This was unlike any race I have ever ran and possibly to toughest to date.
But some housekeeping first! The race is put on by a local Race Director RunPensacola. Over 70 racers began the challenge with few DNF’ing. You had the option of running solo or in a two person team. Race temps were as low as 30’s at night and as high as 50’s during the day. There was no expo. Packet pickup was at the race location and began a few hours before the race. Each racer received a quality long sleeve hoodie shirt with the Race logo on the front and the sponsors and the name of each participant on the back (which I think is a really coll touch). Each racer also received a performance reversible beanie by Headsweats with the race logo on the front and race director logo on the back. The finisher medal was in the shape of Joe Relaxo with the year hanging below. It is designed to add a new year banner for each subsequent year you participate. Aid stations were not necessary as this was a 1 mile looped event. However, the race director secured two restaurant sponsors who brought soup and sandwiches to the race location three different times. The race was located in downtown Pensacola at the Maritime Community Park with the staging area right on Pensacola Bay. Therefore, 80% of the run was was bordered by the water with the other 20% following the road. You could not ask for a better setting for a race like this. We saw two sunsets and one sunrise over the course of the race. The course was concrete with some brick. The unforgiving nature of the running path began to wear on your body over the 24hrs. The runners were able to stage their gear on a grassy area at the start line. This was nice as it promoted socializing with other racers and I actually met several new runners from my community. The runners had access to clean, large bathrooms which was very nice.

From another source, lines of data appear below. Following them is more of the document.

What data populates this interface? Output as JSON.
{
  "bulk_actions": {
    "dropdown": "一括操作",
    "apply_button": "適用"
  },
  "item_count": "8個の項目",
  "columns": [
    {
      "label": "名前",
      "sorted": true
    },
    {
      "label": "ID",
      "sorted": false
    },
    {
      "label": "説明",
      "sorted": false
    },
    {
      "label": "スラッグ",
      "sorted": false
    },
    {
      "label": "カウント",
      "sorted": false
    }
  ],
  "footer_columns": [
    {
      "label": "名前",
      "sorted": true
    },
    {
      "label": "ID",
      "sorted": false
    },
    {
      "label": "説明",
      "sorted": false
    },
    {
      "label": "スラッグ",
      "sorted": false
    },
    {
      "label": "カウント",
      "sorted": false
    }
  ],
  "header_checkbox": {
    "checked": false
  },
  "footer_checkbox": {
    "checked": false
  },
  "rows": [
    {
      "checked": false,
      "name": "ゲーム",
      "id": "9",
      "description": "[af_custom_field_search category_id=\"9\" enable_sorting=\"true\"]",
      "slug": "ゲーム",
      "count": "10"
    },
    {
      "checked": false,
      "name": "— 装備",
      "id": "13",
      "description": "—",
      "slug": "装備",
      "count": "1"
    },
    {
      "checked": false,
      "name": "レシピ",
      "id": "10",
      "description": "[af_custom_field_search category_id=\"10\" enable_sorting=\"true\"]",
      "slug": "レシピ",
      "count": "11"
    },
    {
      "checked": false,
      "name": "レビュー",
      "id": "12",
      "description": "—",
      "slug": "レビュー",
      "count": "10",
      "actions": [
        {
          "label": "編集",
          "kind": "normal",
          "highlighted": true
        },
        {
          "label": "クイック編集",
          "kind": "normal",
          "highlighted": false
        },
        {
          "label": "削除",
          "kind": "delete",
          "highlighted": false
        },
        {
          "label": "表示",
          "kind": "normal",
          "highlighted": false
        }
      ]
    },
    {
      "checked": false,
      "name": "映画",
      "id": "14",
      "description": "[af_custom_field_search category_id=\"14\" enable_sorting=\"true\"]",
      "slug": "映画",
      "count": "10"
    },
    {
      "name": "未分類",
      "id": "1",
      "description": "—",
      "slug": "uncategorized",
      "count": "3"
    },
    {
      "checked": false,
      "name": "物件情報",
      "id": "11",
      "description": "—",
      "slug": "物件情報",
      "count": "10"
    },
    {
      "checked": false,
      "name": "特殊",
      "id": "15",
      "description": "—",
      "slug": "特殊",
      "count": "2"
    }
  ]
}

This race was both mentally and physically tough. The goal of the race is to run 1 mile every 30 minutes for a 24 hour period. You completed a total of 48 miles. Every mile had to be started and completed in that 30 minutes period, and there was no banking miles. I logged a total of 1,776 ft. of elevation gain for the 48 miles, so each loop was negligible. The race began at 7pm on Friday night and ended at 7pm on Saturday night.

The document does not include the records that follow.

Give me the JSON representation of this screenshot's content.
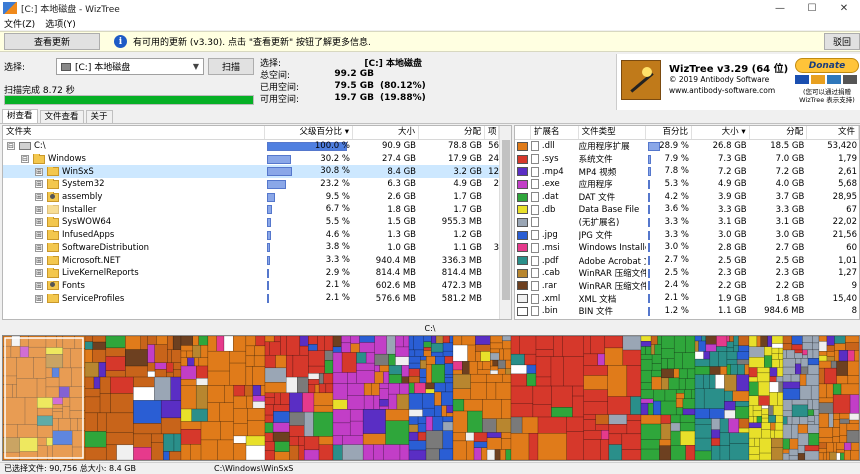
{
  "window": {
    "title": "[C:] 本地磁盘  - WizTree"
  },
  "menu": {
    "items": [
      "文件(Z)",
      "选项(Y)"
    ]
  },
  "notice": {
    "check_label": "查看更新",
    "message": "有可用的更新 (v3.30). 点击 \"查看更新\" 按钮了解更多信息.",
    "dismiss_label": "驳回"
  },
  "scan": {
    "select_label": "选择:",
    "drive_value": "[C:] 本地磁盘",
    "scan_label": "扫描",
    "status": "扫描完成 8.72 秒",
    "progress": 1.0
  },
  "stats": {
    "select_label": "选择:",
    "drive": "[C:] 本地磁盘",
    "rows": [
      {
        "k": "总空间:",
        "v": "99.2 GB",
        "p": ""
      },
      {
        "k": "已用空间:",
        "v": "79.5 GB",
        "p": "(80.12%)"
      },
      {
        "k": "可用空间:",
        "v": "19.7 GB",
        "p": "(19.88%)"
      }
    ]
  },
  "about": {
    "name": "WizTree v3.29 (64 位)",
    "copyright": "© 2019 Antibody Software",
    "site": "www.antibody-software.com",
    "donate": "Donate",
    "donate_note": "(您可以通过捐赠 WizTree 表示支持)"
  },
  "tabs": [
    "树查看",
    "文件查看",
    "关于"
  ],
  "tree": {
    "headers": {
      "name": "文件夹",
      "pct": "父级百分比",
      "size": "大小",
      "alloc": "分配",
      "items": "项"
    },
    "rows": [
      {
        "name": "C:\\",
        "pct": "100.0 %",
        "frac": 1.0,
        "size": "90.9 GB",
        "alloc": "78.8 GB",
        "items": "56",
        "icon": "drive",
        "exp": "⊟",
        "indent": 0
      },
      {
        "name": "Windows",
        "pct": "30.2 %",
        "frac": 0.302,
        "size": "27.4 GB",
        "alloc": "17.9 GB",
        "items": "24",
        "icon": "folder",
        "exp": "⊟",
        "indent": 1
      },
      {
        "name": "WinSxS",
        "pct": "30.8 %",
        "frac": 0.308,
        "size": "8.4 GB",
        "alloc": "3.2 GB",
        "items": "12",
        "icon": "folder",
        "exp": "⊞",
        "indent": 2,
        "sel": true
      },
      {
        "name": "System32",
        "pct": "23.2 %",
        "frac": 0.232,
        "size": "6.3 GB",
        "alloc": "4.9 GB",
        "items": "2",
        "icon": "folder",
        "exp": "⊞",
        "indent": 2
      },
      {
        "name": "assembly",
        "pct": "9.5 %",
        "frac": 0.095,
        "size": "2.6 GB",
        "alloc": "1.7 GB",
        "items": "",
        "icon": "gear",
        "exp": "⊞",
        "indent": 2
      },
      {
        "name": "Installer",
        "pct": "6.7 %",
        "frac": 0.067,
        "size": "1.8 GB",
        "alloc": "1.7 GB",
        "items": "",
        "icon": "hidden",
        "exp": "⊞",
        "indent": 2
      },
      {
        "name": "SysWOW64",
        "pct": "5.5 %",
        "frac": 0.055,
        "size": "1.5 GB",
        "alloc": "955.3 MB",
        "items": "",
        "icon": "folder",
        "exp": "⊞",
        "indent": 2
      },
      {
        "name": "InfusedApps",
        "pct": "4.6 %",
        "frac": 0.046,
        "size": "1.3 GB",
        "alloc": "1.2 GB",
        "items": "",
        "icon": "folder",
        "exp": "⊞",
        "indent": 2
      },
      {
        "name": "SoftwareDistribution",
        "pct": "3.8 %",
        "frac": 0.038,
        "size": "1.0 GB",
        "alloc": "1.1 GB",
        "items": "3",
        "icon": "folder",
        "exp": "⊞",
        "indent": 2
      },
      {
        "name": "Microsoft.NET",
        "pct": "3.3 %",
        "frac": 0.033,
        "size": "940.4 MB",
        "alloc": "336.3 MB",
        "items": "",
        "icon": "folder",
        "exp": "⊞",
        "indent": 2
      },
      {
        "name": "LiveKernelReports",
        "pct": "2.9 %",
        "frac": 0.029,
        "size": "814.4 MB",
        "alloc": "814.4 MB",
        "items": "",
        "icon": "folder",
        "exp": "⊞",
        "indent": 2
      },
      {
        "name": "Fonts",
        "pct": "2.1 %",
        "frac": 0.021,
        "size": "602.6 MB",
        "alloc": "472.3 MB",
        "items": "",
        "icon": "gear",
        "exp": "⊞",
        "indent": 2
      },
      {
        "name": "ServiceProfiles",
        "pct": "2.1 %",
        "frac": 0.021,
        "size": "576.6 MB",
        "alloc": "581.2 MB",
        "items": "",
        "icon": "folder",
        "exp": "⊞",
        "indent": 2
      }
    ]
  },
  "ext": {
    "headers": {
      "ext": "扩展名",
      "type": "文件类型",
      "pct": "百分比",
      "size": "大小",
      "alloc": "分配",
      "files": "文件"
    },
    "rows": [
      {
        "color": "#e07b1a",
        "ext": ".dll",
        "type": "应用程序扩展",
        "pct": "28.9 %",
        "frac": 0.289,
        "size": "26.8 GB",
        "alloc": "18.5 GB",
        "files": "53,420"
      },
      {
        "color": "#d6382b",
        "ext": ".sys",
        "type": "系统文件",
        "pct": "7.9 %",
        "frac": 0.079,
        "size": "7.3 GB",
        "alloc": "7.0 GB",
        "files": "1,79"
      },
      {
        "color": "#5a2ec4",
        "ext": ".mp4",
        "type": "MP4 视频",
        "pct": "7.8 %",
        "frac": 0.078,
        "size": "7.2 GB",
        "alloc": "7.2 GB",
        "files": "2,61"
      },
      {
        "color": "#c23ec7",
        "ext": ".exe",
        "type": "应用程序",
        "pct": "5.3 %",
        "frac": 0.053,
        "size": "4.9 GB",
        "alloc": "4.0 GB",
        "files": "5,68"
      },
      {
        "color": "#2fa63b",
        "ext": ".dat",
        "type": "DAT 文件",
        "pct": "4.2 %",
        "frac": 0.042,
        "size": "3.9 GB",
        "alloc": "3.7 GB",
        "files": "28,95"
      },
      {
        "color": "#e8e02a",
        "ext": ".db",
        "type": "Data Base File",
        "pct": "3.6 %",
        "frac": 0.036,
        "size": "3.3 GB",
        "alloc": "3.3 GB",
        "files": "67"
      },
      {
        "color": "#9aa6b5",
        "ext": "",
        "type": "(无扩展名)",
        "pct": "3.3 %",
        "frac": 0.033,
        "size": "3.1 GB",
        "alloc": "3.1 GB",
        "files": "22,02"
      },
      {
        "color": "#2a5ed4",
        "ext": ".jpg",
        "type": "JPG 文件",
        "pct": "3.3 %",
        "frac": 0.033,
        "size": "3.0 GB",
        "alloc": "3.0 GB",
        "files": "21,56"
      },
      {
        "color": "#e63a8c",
        "ext": ".msi",
        "type": "Windows Installer",
        "pct": "3.0 %",
        "frac": 0.03,
        "size": "2.8 GB",
        "alloc": "2.7 GB",
        "files": "60"
      },
      {
        "color": "#2a8f8a",
        "ext": ".pdf",
        "type": "Adobe Acrobat 文",
        "pct": "2.7 %",
        "frac": 0.027,
        "size": "2.5 GB",
        "alloc": "2.5 GB",
        "files": "1,01"
      },
      {
        "color": "#b8862f",
        "ext": ".cab",
        "type": "WinRAR 压缩文件",
        "pct": "2.5 %",
        "frac": 0.025,
        "size": "2.3 GB",
        "alloc": "2.3 GB",
        "files": "1,27"
      },
      {
        "color": "#6d4020",
        "ext": ".rar",
        "type": "WinRAR 压缩文件",
        "pct": "2.4 %",
        "frac": 0.024,
        "size": "2.2 GB",
        "alloc": "2.2 GB",
        "files": "9"
      },
      {
        "color": "#f0f0f0",
        "ext": ".xml",
        "type": "XML 文档",
        "pct": "2.1 %",
        "frac": 0.021,
        "size": "1.9 GB",
        "alloc": "1.8 GB",
        "files": "15,40"
      },
      {
        "color": "#ffffff",
        "ext": ".bin",
        "type": "BIN 文件",
        "pct": "1.2 %",
        "frac": 0.012,
        "size": "1.1 GB",
        "alloc": "984.6 MB",
        "files": "8"
      }
    ]
  },
  "path_label": "C:\\",
  "status": {
    "left": "已选择文件: 90,756  总大小: 8.4 GB",
    "right": "C:\\Windows\\WinSxS"
  }
}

I approached the race as an interval workout. So I pushed hard on each mile. Other than hitting a wall miles 39 to 41, I fluctuated in the 7 to 8 minute mile mark. Personally the toughest part of the race was mental. Discomfort was the operative word Friday night. It was cold, windy, and wet from both dew and sweat. In the lull between miles the mind did not stop telling you to quit and go to your warm comfortable home. The 15 minutes of waiting before lining up in the corral for the next mile sometimes it went by very fast, but most times it went by excruciatingly slow. And believe me your mind did not SHUT UP! It took a lot of mental fortitude to stick with the race and keep pushing overnight. There was an amazing burst of energy for every racer at sunrise on Saturday morning. The camp seemed to come alive, I know I did. But Friday night was extremely difficult mentally and physically and I wanted to quit several times! It was also important to stay loose between miles. I alternated between stretching, using a foam roller on my legs, and to just continue walking until the next mile started. The legs still tightened up on me (see comment re: hitting the wall above).

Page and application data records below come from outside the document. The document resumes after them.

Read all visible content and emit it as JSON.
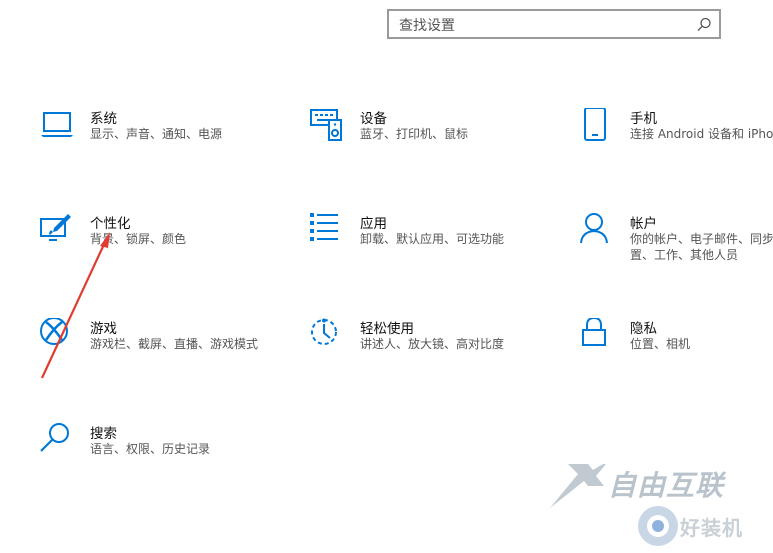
{
  "search": {
    "placeholder": "查找设置",
    "icon": "search-icon"
  },
  "tiles": [
    {
      "title": "系统",
      "desc": "显示、声音、通知、电源",
      "icon": "laptop-icon"
    },
    {
      "title": "设备",
      "desc": "蓝牙、打印机、鼠标",
      "icon": "devices-icon"
    },
    {
      "title": "手机",
      "desc": "连接 Android 设备和 iPho",
      "icon": "phone-icon"
    },
    {
      "title": "个性化",
      "desc": "背景、锁屏、颜色",
      "icon": "personalization-icon"
    },
    {
      "title": "应用",
      "desc": "卸载、默认应用、可选功能",
      "icon": "apps-icon"
    },
    {
      "title": "帐户",
      "desc": "你的帐户、电子邮件、同步设",
      "desc2": "置、工作、其他人员",
      "icon": "person-icon"
    },
    {
      "title": "游戏",
      "desc": "游戏栏、截屏、直播、游戏模式",
      "icon": "xbox-icon"
    },
    {
      "title": "轻松使用",
      "desc": "讲述人、放大镜、高对比度",
      "icon": "ease-of-access-icon"
    },
    {
      "title": "隐私",
      "desc": "位置、相机",
      "icon": "lock-icon"
    },
    {
      "title": "搜索",
      "desc": "语言、权限、历史记录",
      "icon": "search-icon"
    }
  ],
  "watermark": {
    "line1": "自由互联",
    "line2": "好装机"
  },
  "colors": {
    "accent": "#0078d7",
    "annotation": "#e03c31"
  }
}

I had a night kit and day kit. Other than underestimating the cold Friday night/Saturday morning, my gear worked perfectly. I started the race in Altra Escalante, changed to Luna Mono Gordo sandals after mile 32, and ended the race in Altra Duos. I supported both of my ambassadors Orange Mud and BibRave by wearing their gear during the race. I rep these two companies because I love their culture and they are true to the runner and adventurer. I encourage everyone to check out their sites when you have time. I prefer real food nutrition on longer races, so I brought black bean wraps, Pringle’s Salt & Vinegar chips, and gummy bears. I had tailwind and water for hydration. My goal was not to just participate but to run strong and I ultimately finished in the top 10% based on my time tracking and knowing who finished ahead of me each loop (official results have not been posted as of this date, but I will update this post when received).
I recommend this race to anyone wanting to challenge themselves mentally and physically. It will test your toughness as long as you approach it with the intent to run hard every mile. I managed a 9:08 avg. pace for the 48 miles (that includes a celebratory walk for the last mile with friends). I felt very accomplished after this race and will do it again next year, because my medal needs at least two banners…right!?!